Assignment:
The records below should be printed once more, exactly as they appear.

Source material section start

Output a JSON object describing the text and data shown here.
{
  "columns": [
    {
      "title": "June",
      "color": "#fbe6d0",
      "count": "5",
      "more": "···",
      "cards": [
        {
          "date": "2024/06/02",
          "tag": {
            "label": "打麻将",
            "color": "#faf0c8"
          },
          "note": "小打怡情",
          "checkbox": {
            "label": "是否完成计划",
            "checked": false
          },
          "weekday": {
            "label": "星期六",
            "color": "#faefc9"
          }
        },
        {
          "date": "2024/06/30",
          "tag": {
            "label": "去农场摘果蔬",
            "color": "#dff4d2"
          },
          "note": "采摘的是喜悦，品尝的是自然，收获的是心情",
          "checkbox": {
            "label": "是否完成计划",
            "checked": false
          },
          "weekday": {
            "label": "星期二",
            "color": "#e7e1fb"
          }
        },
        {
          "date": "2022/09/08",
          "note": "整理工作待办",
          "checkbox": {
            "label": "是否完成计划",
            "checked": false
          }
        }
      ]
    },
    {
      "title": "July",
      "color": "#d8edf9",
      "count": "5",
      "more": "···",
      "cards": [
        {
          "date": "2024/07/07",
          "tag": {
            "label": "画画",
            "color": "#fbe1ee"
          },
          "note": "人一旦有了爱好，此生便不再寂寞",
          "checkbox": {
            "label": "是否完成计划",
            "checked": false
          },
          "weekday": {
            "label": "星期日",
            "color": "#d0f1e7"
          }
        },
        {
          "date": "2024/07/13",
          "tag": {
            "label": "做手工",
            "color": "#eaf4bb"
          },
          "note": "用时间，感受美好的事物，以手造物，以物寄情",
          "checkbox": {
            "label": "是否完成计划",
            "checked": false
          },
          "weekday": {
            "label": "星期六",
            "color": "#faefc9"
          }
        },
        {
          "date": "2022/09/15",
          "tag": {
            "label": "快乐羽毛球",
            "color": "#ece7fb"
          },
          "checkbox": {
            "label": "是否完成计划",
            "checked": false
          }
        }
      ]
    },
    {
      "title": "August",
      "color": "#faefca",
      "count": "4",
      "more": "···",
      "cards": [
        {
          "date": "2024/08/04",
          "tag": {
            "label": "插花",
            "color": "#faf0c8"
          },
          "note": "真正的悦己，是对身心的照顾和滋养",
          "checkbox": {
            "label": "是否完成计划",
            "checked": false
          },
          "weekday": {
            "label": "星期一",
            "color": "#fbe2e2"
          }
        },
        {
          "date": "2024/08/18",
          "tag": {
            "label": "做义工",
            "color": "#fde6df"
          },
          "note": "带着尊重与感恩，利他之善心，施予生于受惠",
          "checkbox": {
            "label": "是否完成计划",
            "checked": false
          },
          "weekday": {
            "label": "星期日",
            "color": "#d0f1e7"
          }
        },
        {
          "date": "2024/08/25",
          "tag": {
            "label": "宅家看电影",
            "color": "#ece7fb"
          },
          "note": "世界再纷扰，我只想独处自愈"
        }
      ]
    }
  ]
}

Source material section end

Answer space:
Output a JSON object describing the text and data shown here.
{
  "columns": [
    {
      "title": "June",
      "color": "#fbe6d0",
      "count": "5",
      "more": "···",
      "cards": [
        {
          "date": "2024/06/02",
          "tag": {
            "label": "打麻将",
            "color": "#faf0c8"
          },
          "note": "小打怡情",
          "checkbox": {
            "label": "是否完成计划",
            "checked": false
          },
          "weekday": {
            "label": "星期六",
            "color": "#faefc9"
          }
        },
        {
          "date": "2024/06/30",
          "tag": {
            "label": "去农场摘果蔬",
            "color": "#dff4d2"
          },
          "note": "采摘的是喜悦，品尝的是自然，收获的是心情",
          "checkbox": {
            "label": "是否完成计划",
            "checked": false
          },
          "weekday": {
            "label": "星期二",
            "color": "#e7e1fb"
          }
        },
        {
          "date": "2022/09/08",
          "note": "整理工作待办",
          "checkbox": {
            "label": "是否完成计划",
            "checked": false
          }
        }
      ]
    },
    {
      "title": "July",
      "color": "#d8edf9",
      "count": "5",
      "more": "···",
      "cards": [
        {
          "date": "2024/07/07",
          "tag": {
            "label": "画画",
            "color": "#fbe1ee"
          },
          "note": "人一旦有了爱好，此生便不再寂寞",
          "checkbox": {
            "label": "是否完成计划",
            "checked": false
          },
          "weekday": {
            "label": "星期日",
            "color": "#d0f1e7"
          }
        },
        {
          "date": "2024/07/13",
          "tag": {
            "label": "做手工",
            "color": "#eaf4bb"
          },
          "note": "用时间，感受美好的事物，以手造物，以物寄情",
          "checkbox": {
            "label": "是否完成计划",
            "checked": false
          },
          "weekday": {
            "label": "星期六",
            "color": "#faefc9"
          }
        },
        {
          "date": "2022/09/15",
          "tag": {
            "label": "快乐羽毛球",
            "color": "#ece7fb"
          },
          "checkbox": {
            "label": "是否完成计划",
            "checked": false
          }
        }
      ]
    },
    {
      "title": "August",
      "color": "#faefca",
      "count": "4",
      "more": "···",
      "cards": [
        {
          "date": "2024/08/04",
          "tag": {
            "label": "插花",
            "color": "#faf0c8"
          },
          "note": "真正的悦己，是对身心的照顾和滋养",
          "checkbox": {
            "label": "是否完成计划",
            "checked": false
          },
          "weekday": {
            "label": "星期一",
            "color": "#fbe2e2"
          }
        },
        {
          "date": "2024/08/18",
          "tag": {
            "label": "做义工",
            "color": "#fde6df"
          },
          "note": "带着尊重与感恩，利他之善心，施予生于受惠",
          "checkbox": {
            "label": "是否完成计划",
            "checked": false
          },
          "weekday": {
            "label": "星期日",
            "color": "#d0f1e7"
          }
        },
        {
          "date": "2024/08/25",
          "tag": {
            "label": "宅家看电影",
            "color": "#ece7fb"
          },
          "note": "世界再纷扰，我只想独处自愈"
        }
      ]
    }
  ]
}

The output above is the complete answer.